WORK ITEM —
Look through the records below, and whenever a line contains "glyph", copy it.

SUPPLIED ENTRIES —
::::
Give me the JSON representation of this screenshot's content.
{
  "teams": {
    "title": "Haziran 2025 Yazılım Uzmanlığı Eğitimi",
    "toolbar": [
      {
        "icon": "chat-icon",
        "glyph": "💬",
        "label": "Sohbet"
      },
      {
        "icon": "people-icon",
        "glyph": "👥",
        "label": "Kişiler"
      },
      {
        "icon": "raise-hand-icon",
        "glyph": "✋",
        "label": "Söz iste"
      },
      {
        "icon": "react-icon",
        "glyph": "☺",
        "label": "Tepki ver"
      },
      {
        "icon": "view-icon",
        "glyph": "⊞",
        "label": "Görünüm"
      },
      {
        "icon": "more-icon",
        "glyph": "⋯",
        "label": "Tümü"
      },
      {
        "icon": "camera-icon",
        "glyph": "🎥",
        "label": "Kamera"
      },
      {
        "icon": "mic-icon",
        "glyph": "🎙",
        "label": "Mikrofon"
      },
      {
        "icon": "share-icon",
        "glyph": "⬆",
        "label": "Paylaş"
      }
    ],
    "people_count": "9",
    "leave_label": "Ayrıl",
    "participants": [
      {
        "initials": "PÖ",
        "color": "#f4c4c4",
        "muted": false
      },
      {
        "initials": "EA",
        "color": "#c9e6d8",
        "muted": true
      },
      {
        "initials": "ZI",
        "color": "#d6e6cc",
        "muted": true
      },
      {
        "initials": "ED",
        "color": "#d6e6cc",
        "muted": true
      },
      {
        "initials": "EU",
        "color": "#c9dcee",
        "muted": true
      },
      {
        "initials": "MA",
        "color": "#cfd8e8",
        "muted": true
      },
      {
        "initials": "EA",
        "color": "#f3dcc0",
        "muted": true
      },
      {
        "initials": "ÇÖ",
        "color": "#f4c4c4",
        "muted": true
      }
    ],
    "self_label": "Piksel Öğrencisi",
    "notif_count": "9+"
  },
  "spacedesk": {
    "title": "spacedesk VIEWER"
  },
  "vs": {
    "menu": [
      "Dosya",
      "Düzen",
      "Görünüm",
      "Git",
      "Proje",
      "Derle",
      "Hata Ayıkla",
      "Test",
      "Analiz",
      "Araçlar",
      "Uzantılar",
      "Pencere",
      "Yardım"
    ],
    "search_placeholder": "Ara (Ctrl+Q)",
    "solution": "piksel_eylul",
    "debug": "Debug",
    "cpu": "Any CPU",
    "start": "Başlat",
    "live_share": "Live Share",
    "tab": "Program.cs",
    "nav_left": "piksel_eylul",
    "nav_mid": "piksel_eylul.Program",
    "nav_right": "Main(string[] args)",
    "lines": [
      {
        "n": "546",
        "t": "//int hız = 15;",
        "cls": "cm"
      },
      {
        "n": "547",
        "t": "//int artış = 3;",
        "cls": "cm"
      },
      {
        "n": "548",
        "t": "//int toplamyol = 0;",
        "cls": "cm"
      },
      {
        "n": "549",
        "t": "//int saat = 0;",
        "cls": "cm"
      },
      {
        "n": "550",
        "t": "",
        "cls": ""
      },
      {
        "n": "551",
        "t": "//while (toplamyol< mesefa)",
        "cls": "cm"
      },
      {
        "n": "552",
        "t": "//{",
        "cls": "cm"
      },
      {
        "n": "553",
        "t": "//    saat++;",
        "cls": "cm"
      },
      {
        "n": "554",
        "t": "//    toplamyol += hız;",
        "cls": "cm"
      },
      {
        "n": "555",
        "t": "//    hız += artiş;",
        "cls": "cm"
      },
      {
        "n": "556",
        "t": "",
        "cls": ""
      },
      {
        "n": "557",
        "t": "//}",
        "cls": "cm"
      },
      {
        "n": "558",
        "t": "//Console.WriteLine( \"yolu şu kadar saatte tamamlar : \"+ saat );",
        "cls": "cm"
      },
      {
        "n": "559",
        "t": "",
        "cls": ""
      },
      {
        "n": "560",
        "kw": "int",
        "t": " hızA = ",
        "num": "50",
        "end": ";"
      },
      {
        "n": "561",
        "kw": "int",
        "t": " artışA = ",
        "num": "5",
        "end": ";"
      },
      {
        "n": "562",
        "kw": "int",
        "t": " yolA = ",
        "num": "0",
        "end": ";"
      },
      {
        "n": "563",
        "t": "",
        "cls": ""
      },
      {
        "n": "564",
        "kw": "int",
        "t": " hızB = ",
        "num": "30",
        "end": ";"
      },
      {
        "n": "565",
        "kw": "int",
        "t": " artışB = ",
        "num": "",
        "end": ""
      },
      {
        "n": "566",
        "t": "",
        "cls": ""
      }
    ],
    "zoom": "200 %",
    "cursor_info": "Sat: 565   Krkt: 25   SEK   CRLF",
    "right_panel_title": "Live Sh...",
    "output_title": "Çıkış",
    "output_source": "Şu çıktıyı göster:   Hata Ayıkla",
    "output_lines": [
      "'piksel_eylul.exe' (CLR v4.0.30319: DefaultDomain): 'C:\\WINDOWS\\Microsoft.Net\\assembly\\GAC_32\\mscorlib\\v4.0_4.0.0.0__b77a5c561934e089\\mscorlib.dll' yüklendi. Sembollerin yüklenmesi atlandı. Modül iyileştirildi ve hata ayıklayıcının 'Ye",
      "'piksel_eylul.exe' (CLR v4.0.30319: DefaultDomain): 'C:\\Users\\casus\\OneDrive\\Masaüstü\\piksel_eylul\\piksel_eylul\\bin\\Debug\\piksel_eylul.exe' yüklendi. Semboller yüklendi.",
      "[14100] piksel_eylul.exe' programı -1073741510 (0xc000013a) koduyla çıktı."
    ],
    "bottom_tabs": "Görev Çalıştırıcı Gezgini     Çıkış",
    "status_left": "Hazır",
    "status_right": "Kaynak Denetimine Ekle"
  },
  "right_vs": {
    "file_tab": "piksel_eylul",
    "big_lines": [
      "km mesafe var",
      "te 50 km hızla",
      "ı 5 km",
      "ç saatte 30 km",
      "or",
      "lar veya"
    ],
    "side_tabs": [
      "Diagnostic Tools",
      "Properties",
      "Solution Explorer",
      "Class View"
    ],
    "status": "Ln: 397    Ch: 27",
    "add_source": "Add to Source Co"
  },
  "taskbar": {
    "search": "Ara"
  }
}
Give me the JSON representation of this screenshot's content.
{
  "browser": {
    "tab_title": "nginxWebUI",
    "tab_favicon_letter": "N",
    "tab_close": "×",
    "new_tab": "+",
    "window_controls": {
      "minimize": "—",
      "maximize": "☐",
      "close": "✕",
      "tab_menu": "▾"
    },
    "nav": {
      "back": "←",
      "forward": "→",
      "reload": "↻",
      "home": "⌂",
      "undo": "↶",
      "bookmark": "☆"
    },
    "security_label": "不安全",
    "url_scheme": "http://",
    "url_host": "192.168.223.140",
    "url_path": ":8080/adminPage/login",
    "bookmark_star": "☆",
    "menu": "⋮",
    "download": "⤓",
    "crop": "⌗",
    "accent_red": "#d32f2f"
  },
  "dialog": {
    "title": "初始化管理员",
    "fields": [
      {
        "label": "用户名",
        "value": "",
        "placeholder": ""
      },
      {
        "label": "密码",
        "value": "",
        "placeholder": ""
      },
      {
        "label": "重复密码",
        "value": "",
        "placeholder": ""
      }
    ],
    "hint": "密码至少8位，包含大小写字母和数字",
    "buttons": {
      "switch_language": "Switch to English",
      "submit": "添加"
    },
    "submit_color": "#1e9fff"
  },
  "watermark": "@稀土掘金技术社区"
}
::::
TASK OUTPUT —
        "glyph": "💬",
        "glyph": "👥",
        "glyph": "✋",
        "glyph": "☺",
        "glyph": "⊞",
        "glyph": "⋯",
        "glyph": "🎥",
        "glyph": "🎙",
        "glyph": "⬆",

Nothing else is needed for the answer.